━━━━━ Provided material

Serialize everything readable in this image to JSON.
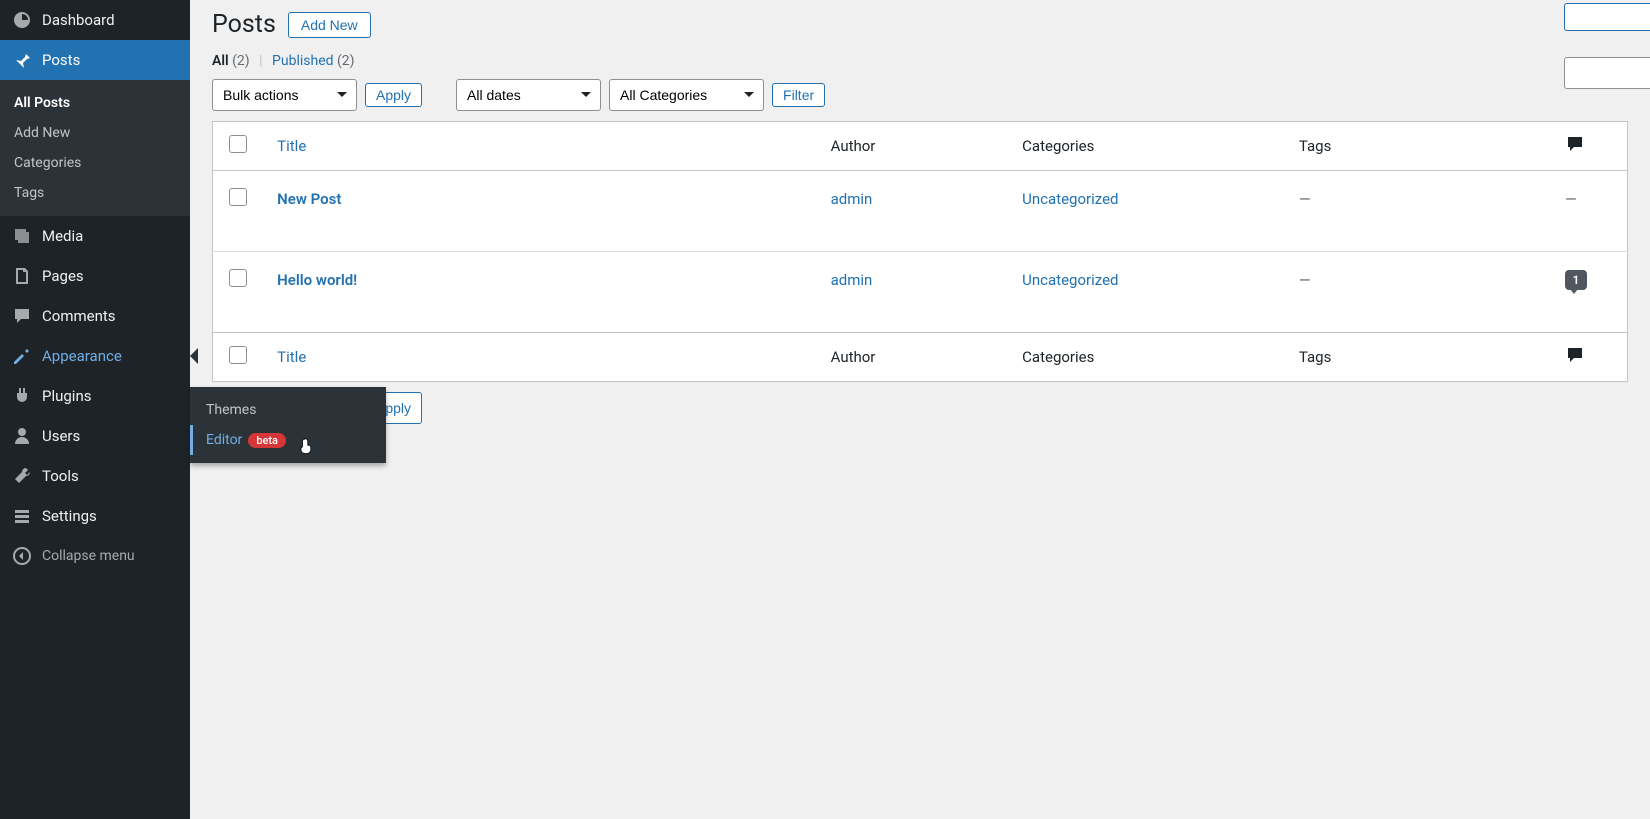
{
  "sidebar": {
    "dashboard": "Dashboard",
    "posts": "Posts",
    "posts_submenu": {
      "all": "All Posts",
      "addnew": "Add New",
      "categories": "Categories",
      "tags": "Tags"
    },
    "media": "Media",
    "pages": "Pages",
    "comments": "Comments",
    "appearance": "Appearance",
    "appearance_submenu": {
      "themes": "Themes",
      "editor": "Editor",
      "editor_badge": "beta"
    },
    "plugins": "Plugins",
    "users": "Users",
    "tools": "Tools",
    "settings": "Settings",
    "collapse": "Collapse menu"
  },
  "header": {
    "page_title": "Posts",
    "add_new": "Add New"
  },
  "subsubsub": {
    "all_label": "All",
    "all_count": "(2)",
    "published_label": "Published",
    "published_count": "(2)"
  },
  "filters": {
    "bulk_actions": "Bulk actions",
    "apply": "Apply",
    "all_dates": "All dates",
    "all_categories": "All Categories",
    "filter": "Filter"
  },
  "table": {
    "cols": {
      "title": "Title",
      "author": "Author",
      "categories": "Categories",
      "tags": "Tags"
    },
    "rows": [
      {
        "title": "New Post",
        "author": "admin",
        "categories": "Uncategorized",
        "tags": "—",
        "comments": "—"
      },
      {
        "title": "Hello world!",
        "author": "admin",
        "categories": "Uncategorized",
        "tags": "—",
        "comments": "1"
      }
    ]
  }
}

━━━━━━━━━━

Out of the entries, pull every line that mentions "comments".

__Output for this task__.
    "comments": "Comments",
        "comments": "—"
        "comments": "1"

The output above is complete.